Shop organic:  By supporting organic farms and farmers pollinators will also be able to eat in those areas.

Avoid Pesticides on your plants and in your garden:  Poison kills beneficial insects as well as pests.  We can all have amazing gardens without using any toxic pesticides.  Bees (and other insects/animals) become unintended victims.

Shelter:  Leave some leaves around on the ground for shelter.  Leave some dirt areas for burrowing animals/insects that live in the dirt.

Tell your friends:  Many folks don’t know the importance of pollinators.  Make sure your friends and family know and understand the benefits of bees and pollinators.  Take it further and make sure your lawmakers know this is important.

Make friends:  Befriend your local loving beekeepers.  Not all beekeeping is loving.  Most backyard keepers love bees or they would not keep them.  How the queen is treated, what they feed them, are chemicals used–all of these factors matter in beekeeping.

Honey honey:  Large scale beekeeping can often kill the queen or poison the bees with chemicals used.  If you eat honey, find a local loving beekeeper (check your local farmer’s market) visit if you can, and try to understand their operation and practices so you know.  Learning is everything.
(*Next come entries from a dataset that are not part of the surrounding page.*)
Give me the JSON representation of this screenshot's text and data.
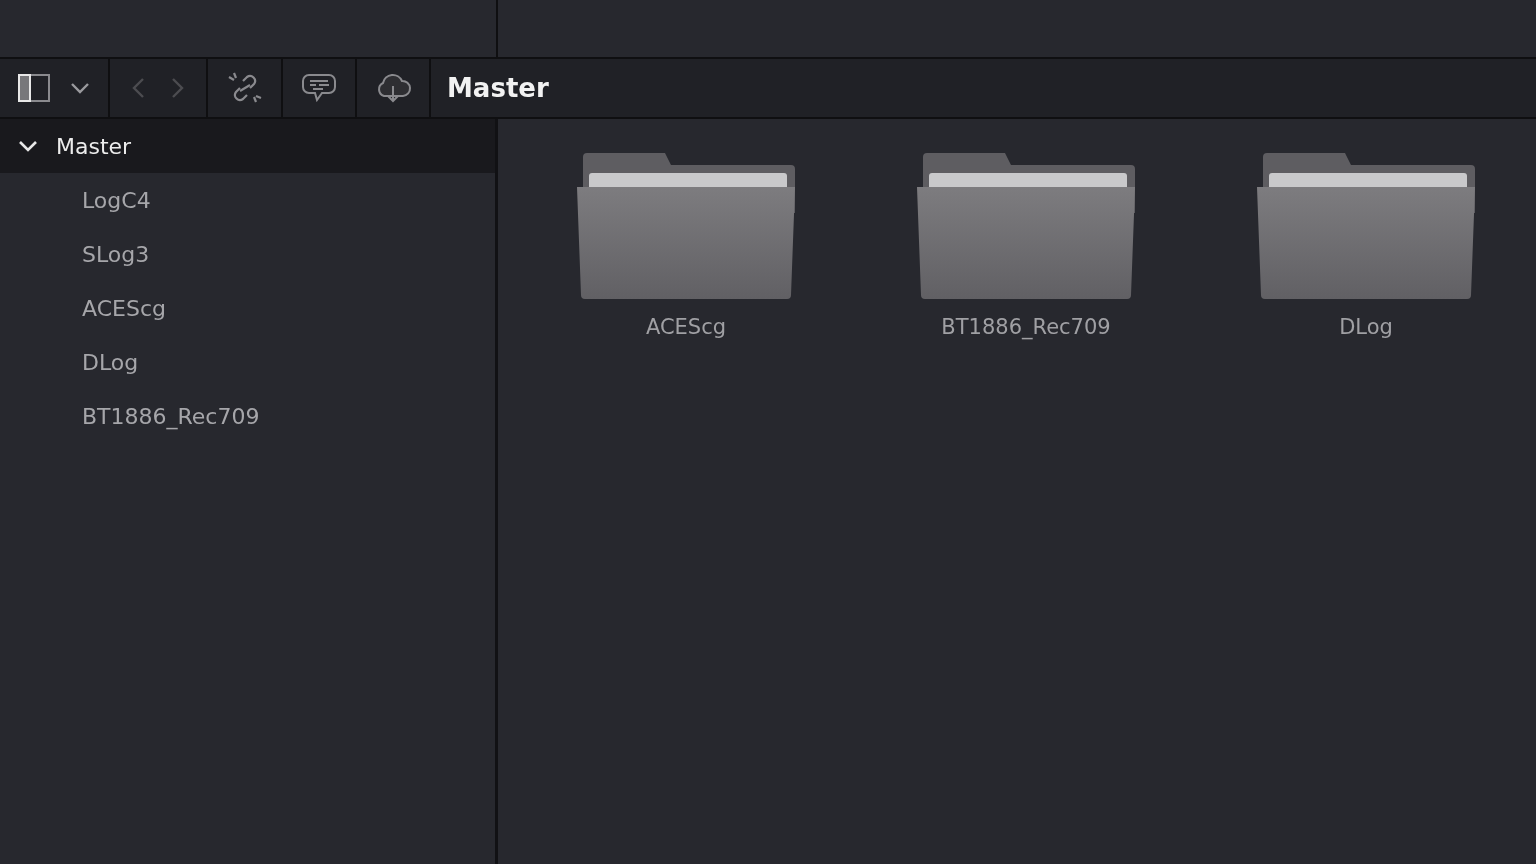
{
  "toolbar": {
    "back": {
      "disabled": true
    },
    "forward": {
      "disabled": true
    },
    "title": "Master"
  },
  "tree": {
    "label": "Master",
    "expanded": true,
    "selected": true,
    "children": [
      {
        "label": "LogC4",
        "selected": false
      },
      {
        "label": "SLog3",
        "selected": false
      },
      {
        "label": "ACEScg",
        "selected": false
      },
      {
        "label": "DLog",
        "selected": false
      },
      {
        "label": "BT1886_Rec709",
        "selected": false
      }
    ]
  },
  "folders": [
    {
      "name": "ACEScg"
    },
    {
      "name": "BT1886_Rec709"
    },
    {
      "name": "DLog"
    }
  ]
}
Avoiding honey by supporting organic maple syrup collectors is the best option for a honey substitute.  Maple syrup is amazing!